The parathyroid hormone (PTH)–related protein (PTHrP) is indispensable for the development of mammary glands, placental calcium ion transport, tooth eruption, bone formation and bone remodeling, and causes hypercalcemia in patients with malignancy. Although mature forms of PTHrP in the body consist of splice variants of 139, 141, and 173 amino acids, our current understanding on how endogenous PTHrP transduces signals through its cognate G-protein coupled receptor (GPCR), the PTH type 1 receptor (PTHR), is largely derived from studies done with its N-terminal fragment, PTHrP1-36. Here, we demonstrate using various fluorescence imaging approaches at the single cell level to measure kinetics of (i) receptor activation, (ii) receptor signaling via Gs and Gq, and (iii) receptor internalization and recycling that the native PTHrP1-141 displays biased agonist signaling properties that are not mimicked by PTHrP1-36. Although PTHrP1–36 induces transient cAMP production, acute intracellular Ca2+ (iCa2+) release and β-arrestin recruitment mediated by ligand–PTHR interactions at the plasma membrane, PTHrP1-141 triggers sustained cAMP signaling from the plasma membrane and fails to stimulate iCa2+ release and recruit β-arrestin. Furthermore, we show that the molecular basis for biased signaling differences between PTHrP1-36 and properties of native PTHrP1-141 are caused by the stabilization of a singular PTHR conformation and PTHrP1-141 sensitivity to heparin, a sulfated glycosaminoglycan. Taken together, our results contribute to a better understanding of the biased signaling process of a native protein hormone acting in conjunction with a GPCR.
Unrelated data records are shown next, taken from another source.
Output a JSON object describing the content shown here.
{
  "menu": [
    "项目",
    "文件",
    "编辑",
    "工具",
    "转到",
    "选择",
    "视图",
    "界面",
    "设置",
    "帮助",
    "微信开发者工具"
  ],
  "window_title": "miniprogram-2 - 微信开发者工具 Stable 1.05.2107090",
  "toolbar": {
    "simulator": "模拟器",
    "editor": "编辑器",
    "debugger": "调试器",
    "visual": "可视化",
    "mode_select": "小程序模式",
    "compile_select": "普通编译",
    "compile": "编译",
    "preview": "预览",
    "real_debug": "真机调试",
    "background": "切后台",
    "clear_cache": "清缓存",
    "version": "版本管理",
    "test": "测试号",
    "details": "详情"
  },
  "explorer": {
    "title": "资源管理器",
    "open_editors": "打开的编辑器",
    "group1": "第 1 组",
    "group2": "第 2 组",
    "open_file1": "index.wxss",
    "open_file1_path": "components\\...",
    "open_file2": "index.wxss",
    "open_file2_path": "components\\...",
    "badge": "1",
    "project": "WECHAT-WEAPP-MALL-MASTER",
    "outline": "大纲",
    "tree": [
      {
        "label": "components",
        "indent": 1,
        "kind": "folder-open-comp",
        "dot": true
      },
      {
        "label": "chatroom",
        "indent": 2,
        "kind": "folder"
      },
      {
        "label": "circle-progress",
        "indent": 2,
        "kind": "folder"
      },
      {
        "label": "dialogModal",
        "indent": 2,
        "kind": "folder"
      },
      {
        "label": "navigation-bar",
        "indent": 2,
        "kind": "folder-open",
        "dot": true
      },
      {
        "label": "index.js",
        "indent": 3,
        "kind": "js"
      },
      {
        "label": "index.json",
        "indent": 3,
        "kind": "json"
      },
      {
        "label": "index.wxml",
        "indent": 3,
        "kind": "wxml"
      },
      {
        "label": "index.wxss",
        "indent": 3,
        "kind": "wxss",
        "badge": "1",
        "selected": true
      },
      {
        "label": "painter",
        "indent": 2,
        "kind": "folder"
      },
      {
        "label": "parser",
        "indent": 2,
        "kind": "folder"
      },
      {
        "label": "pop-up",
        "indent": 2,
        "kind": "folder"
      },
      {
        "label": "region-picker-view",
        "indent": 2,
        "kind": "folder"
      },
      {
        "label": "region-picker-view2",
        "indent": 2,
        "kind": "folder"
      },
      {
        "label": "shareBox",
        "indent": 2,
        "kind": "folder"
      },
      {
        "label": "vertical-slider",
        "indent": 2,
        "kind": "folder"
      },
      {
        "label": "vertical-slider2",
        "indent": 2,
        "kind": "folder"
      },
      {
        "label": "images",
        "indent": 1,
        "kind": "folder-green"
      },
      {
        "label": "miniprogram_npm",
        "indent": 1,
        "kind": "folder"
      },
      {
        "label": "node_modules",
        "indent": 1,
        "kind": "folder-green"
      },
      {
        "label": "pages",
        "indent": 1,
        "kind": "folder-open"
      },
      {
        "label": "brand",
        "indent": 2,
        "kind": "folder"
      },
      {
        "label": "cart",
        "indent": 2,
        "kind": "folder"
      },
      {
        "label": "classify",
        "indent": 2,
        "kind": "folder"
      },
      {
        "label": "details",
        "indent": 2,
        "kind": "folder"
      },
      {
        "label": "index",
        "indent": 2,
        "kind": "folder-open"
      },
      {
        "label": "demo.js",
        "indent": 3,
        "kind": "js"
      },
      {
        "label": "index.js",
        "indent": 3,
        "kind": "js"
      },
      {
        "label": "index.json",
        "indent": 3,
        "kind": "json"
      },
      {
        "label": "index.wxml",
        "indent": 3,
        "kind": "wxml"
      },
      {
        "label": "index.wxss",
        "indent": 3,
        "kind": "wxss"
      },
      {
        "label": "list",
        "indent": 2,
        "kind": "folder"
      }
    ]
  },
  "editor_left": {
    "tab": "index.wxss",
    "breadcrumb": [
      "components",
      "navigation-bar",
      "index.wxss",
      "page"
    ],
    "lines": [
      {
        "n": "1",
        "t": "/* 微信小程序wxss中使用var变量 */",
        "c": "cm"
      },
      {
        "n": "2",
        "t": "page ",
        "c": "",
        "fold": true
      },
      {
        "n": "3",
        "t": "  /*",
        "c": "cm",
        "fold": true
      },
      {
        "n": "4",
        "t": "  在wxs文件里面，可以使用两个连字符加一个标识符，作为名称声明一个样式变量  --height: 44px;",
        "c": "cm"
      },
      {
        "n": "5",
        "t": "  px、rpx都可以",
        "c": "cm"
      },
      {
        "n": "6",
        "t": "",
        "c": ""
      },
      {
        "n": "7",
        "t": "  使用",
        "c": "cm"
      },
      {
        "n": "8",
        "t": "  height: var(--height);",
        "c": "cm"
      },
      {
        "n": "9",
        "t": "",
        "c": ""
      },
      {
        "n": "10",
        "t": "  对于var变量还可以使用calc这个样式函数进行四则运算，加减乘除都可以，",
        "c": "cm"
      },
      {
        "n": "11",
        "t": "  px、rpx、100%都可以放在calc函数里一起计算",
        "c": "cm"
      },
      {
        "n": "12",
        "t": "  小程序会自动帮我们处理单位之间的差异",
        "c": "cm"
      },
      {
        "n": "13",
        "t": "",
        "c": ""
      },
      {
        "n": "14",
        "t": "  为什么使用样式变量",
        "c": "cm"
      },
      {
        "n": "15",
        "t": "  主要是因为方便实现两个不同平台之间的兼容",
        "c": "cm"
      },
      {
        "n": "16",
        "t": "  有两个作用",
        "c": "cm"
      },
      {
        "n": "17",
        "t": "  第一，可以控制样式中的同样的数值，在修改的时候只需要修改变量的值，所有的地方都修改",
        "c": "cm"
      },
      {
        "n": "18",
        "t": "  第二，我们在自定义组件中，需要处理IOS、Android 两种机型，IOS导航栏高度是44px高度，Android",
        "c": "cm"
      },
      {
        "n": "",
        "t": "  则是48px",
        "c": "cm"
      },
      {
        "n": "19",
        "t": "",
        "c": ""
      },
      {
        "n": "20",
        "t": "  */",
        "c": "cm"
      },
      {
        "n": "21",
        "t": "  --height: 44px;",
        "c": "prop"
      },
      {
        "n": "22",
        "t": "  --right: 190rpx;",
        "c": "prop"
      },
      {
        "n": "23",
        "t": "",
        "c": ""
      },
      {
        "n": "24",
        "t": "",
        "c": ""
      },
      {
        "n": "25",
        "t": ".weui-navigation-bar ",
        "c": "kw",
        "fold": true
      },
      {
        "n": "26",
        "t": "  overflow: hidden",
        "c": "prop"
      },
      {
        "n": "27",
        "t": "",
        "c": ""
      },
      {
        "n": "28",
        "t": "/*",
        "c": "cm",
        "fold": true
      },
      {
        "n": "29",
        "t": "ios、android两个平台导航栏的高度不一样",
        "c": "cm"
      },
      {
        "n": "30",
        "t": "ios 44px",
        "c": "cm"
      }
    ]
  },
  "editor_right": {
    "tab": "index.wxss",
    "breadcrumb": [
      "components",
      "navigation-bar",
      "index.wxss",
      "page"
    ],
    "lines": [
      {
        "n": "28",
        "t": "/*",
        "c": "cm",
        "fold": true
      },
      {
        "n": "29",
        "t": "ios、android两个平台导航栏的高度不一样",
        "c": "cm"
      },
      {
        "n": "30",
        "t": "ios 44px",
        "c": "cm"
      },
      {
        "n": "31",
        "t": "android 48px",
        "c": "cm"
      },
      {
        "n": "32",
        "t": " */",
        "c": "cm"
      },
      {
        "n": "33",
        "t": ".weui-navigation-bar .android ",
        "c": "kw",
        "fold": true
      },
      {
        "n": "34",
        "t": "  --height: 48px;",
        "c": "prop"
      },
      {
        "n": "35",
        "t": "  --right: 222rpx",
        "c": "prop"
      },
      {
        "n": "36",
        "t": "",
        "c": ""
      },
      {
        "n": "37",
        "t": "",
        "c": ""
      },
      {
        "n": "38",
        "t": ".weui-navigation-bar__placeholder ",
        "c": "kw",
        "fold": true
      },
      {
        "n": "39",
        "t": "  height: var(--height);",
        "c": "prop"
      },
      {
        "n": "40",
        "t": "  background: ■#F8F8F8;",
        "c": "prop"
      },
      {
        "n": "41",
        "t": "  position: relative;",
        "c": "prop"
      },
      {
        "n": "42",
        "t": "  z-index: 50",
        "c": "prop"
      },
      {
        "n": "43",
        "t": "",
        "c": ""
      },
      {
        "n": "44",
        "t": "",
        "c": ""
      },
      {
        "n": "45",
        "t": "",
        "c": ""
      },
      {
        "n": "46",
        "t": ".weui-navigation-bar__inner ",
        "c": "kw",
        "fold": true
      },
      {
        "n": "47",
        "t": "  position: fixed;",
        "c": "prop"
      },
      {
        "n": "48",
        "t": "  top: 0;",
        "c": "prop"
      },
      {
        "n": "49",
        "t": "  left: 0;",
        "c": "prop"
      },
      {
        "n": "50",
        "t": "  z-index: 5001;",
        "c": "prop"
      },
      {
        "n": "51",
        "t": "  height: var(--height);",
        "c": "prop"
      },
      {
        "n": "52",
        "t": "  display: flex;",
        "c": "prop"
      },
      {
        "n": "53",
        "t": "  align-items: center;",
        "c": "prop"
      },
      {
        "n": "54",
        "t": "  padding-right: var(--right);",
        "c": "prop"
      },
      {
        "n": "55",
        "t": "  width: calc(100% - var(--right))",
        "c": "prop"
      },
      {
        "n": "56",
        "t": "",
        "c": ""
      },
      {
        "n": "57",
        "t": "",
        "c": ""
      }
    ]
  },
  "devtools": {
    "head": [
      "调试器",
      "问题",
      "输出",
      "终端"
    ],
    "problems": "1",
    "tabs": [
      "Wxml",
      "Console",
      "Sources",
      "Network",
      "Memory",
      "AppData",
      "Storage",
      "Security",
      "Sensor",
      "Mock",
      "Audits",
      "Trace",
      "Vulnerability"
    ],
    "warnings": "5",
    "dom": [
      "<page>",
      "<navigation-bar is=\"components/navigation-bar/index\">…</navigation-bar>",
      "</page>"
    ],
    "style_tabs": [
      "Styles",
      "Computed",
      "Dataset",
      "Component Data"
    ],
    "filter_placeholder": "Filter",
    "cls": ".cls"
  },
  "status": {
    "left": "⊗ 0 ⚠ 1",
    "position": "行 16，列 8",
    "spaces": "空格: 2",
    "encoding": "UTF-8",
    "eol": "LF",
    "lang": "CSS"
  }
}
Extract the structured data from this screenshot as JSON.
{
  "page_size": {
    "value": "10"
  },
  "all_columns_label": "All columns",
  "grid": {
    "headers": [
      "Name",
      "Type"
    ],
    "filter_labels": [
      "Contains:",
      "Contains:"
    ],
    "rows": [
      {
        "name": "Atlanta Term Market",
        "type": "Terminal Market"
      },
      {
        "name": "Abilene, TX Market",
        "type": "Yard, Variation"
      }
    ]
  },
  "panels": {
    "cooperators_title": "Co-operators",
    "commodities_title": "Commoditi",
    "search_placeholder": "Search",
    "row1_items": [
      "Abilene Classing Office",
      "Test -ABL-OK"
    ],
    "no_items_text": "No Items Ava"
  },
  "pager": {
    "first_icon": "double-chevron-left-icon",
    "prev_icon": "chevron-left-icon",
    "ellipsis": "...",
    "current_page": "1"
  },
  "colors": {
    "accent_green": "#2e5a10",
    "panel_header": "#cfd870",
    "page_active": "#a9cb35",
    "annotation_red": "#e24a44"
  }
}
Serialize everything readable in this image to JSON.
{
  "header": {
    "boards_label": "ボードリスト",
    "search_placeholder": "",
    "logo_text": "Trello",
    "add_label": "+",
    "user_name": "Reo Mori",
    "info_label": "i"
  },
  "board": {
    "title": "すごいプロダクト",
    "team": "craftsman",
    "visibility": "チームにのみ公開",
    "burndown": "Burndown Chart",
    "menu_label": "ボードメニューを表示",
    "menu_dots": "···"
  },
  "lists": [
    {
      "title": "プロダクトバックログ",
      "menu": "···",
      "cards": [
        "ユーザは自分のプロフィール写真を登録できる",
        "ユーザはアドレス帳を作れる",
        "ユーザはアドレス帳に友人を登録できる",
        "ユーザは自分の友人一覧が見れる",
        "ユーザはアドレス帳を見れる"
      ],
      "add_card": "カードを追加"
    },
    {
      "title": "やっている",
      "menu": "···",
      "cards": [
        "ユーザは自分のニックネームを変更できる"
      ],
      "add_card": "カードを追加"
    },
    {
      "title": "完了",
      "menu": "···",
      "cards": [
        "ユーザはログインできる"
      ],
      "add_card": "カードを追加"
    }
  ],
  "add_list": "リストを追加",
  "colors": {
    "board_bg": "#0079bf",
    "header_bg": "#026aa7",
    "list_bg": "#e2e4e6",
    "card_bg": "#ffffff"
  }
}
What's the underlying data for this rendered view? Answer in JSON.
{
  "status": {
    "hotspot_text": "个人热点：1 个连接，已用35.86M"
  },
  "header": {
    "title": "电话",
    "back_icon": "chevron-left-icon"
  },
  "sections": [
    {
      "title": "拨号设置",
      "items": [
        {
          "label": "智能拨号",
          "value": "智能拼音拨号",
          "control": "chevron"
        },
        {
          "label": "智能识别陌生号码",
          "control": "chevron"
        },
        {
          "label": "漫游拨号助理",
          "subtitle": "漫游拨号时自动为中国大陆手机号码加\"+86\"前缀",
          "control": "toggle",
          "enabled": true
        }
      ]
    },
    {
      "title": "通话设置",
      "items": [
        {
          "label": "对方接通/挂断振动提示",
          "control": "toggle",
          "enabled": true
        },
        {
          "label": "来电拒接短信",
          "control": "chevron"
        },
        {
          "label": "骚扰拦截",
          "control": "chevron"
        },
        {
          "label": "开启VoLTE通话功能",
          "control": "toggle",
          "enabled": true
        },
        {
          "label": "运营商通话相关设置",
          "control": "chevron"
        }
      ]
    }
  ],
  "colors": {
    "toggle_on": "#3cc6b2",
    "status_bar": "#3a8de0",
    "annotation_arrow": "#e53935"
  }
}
- PTH receptor
- cAMP signaling
- location bias signaling
- parathyroid hormone–related protein